Researchers have documented about 3,000 chemicals as specific causes of allergic contact dermatitis. About 25 chemicals cause about 50 percent of all allergic contact dermatitis cases.

To find the needle in the haystack, dermatologists start by taking a comprehensive medical history, gathering information on work environment, hobbies, products used at home, sun exposure, and other criteria. From there, the doctor conducts patch tests, a skin biopsy, scrapings, and/or other tests to identify the allergen.

Patch testing is an extensive process for both the patient and the PI. It involves 3 or more visits for patch test application, removal/first reading, and second reading. PI’s can test for more than 550 different types of allergens and can test approximately 20-30 specific allergens per occurrence of patch testing. While the patch test is ongoing, patients cannot shower or perform activities that cause excessive sweating.

Sites may be suited well for most dermatology studies, but they may lack the specific experience in some of the more challenging indications. Clinical research sites that conduct a high volume of studies in multiple indications may not be the best fit for complex dermatological conditions that require the PI to be a dermatological detective. Careful consideration should be placed in identifying PIs and sites that will be the best fit for the study.

What to look for in a dermatology study investigator

The success of a clinical trial depends largely on the engagement and experience of the PI. In addition to identifying and recruiting patients, site PIs and their teams conduct study procedures, complete study documentation, and retain patients for outcome assessments.

Because a study’s outcome depends on patient recruitment and retention, CROs and sponsors should seek PIs with experience running trials in its specific indication. The PI should also have access to the target patient population. That includes existing patients as well as individuals within the health system or geographical area. CDC reports, medical journal articles, and databases can help determine the area’s patient population.

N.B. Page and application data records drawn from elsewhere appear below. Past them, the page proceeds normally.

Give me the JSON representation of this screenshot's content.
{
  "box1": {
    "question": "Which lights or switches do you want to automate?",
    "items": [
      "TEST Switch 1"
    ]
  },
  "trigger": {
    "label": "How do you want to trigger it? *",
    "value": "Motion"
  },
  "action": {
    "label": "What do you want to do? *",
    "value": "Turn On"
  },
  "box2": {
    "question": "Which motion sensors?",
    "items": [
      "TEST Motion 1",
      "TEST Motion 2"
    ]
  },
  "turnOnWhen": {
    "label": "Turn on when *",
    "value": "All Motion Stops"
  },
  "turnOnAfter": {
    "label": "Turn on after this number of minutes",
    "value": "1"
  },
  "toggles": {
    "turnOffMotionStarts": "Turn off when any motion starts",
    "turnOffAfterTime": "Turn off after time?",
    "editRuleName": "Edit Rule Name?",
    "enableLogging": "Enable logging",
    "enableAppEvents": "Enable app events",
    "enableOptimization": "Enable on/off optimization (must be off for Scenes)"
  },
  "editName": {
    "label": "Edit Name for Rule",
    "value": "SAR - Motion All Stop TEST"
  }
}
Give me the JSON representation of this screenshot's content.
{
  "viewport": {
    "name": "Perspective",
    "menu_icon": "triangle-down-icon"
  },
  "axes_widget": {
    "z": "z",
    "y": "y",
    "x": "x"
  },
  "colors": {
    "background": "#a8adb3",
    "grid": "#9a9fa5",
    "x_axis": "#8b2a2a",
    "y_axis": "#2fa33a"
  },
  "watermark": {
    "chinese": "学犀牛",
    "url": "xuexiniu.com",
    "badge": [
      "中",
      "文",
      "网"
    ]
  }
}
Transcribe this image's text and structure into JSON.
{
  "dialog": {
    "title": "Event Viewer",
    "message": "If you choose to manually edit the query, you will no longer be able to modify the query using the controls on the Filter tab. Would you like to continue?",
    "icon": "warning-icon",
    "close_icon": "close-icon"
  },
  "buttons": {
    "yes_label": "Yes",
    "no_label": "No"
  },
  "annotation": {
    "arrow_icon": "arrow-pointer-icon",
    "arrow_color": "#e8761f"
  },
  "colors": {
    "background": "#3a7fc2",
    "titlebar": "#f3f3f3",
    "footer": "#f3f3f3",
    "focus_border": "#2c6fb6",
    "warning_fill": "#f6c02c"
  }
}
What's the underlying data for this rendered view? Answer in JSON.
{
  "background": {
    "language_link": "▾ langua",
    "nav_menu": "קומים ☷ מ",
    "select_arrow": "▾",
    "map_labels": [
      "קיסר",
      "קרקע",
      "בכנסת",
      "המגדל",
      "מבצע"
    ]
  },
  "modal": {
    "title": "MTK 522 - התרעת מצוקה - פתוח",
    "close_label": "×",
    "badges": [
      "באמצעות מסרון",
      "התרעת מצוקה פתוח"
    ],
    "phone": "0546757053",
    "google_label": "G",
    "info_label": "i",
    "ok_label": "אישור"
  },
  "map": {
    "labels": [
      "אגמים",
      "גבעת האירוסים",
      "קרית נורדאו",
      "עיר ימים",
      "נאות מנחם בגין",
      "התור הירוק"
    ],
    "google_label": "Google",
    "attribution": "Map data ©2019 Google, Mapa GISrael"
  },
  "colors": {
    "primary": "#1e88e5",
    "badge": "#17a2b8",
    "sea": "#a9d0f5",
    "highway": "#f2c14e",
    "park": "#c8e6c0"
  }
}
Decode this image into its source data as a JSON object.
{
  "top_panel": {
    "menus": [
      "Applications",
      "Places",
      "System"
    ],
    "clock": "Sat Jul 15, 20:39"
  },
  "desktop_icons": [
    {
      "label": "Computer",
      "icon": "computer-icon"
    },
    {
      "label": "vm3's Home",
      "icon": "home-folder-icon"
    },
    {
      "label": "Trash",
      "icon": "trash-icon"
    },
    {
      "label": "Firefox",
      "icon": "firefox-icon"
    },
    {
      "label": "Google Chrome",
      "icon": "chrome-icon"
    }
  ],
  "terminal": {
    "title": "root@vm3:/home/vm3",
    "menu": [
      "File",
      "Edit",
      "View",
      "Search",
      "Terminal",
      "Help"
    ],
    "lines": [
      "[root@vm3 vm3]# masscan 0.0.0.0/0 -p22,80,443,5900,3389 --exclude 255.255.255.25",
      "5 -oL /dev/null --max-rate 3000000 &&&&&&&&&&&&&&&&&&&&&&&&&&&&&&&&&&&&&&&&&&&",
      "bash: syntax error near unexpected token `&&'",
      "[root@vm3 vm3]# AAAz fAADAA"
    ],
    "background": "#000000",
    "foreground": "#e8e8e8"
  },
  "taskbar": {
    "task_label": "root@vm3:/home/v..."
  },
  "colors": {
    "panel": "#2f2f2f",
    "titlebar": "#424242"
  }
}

Selecting a PI goes hand in hand with site selection—another critical component of clinical trial success. Does the dermatologist have the capacity, space, equipment, and staff to conduct a clinical trial? If not, the study risks cost increases, a prolonged start-up timeline, and an increase in overall study timeline.

To find prospective PIs, consider the following resources:

  • Journal article authors
  • Medical conference presenters
  • Clinical trial directories
  • Medical association membership directories
  • Patient advocacy groups
  • Referrals from physicians, colleagues, pharmaceutical sales personnel, and other professional resources

Prospective PIs will ultimately have deep expertise in the specific indication, quality patient relationships, and the willingness to be a long-term dermatology detective. Those qualities increase the likelihood of higher patient recruitment, increased patient compliance, and lower dropout rates, which helps keep costs down.

Engage a CRO as your site navigator

Established CROs have relationships with study sites and investigators in multiple therapeutic areas. Biorasi has extensive site networks in dermatology, neurology, oncology, nephrology, autoimmune diseases, and women’s health. We support our sites both operationally and clinically with professional project managers, site monitors, and skilled clinical teams.

As a dermatology clinical research CRO, Biorasi understands the complexity of skin conditions and diseases. We know it may take years to determine the underlying cause behind certain conditions. A PI willing to take on that detective work will be an invaluable asset to your clinical trial.

References 1. Anderson A, Borfitz D, Getz K. Global Public Attitudes About Clinical Research and Patient Experiences With Clinical Trials. JAMA Netw Open. 2018;1(6):e182969. doi:10.1001/jamanetworkopen.2018.2969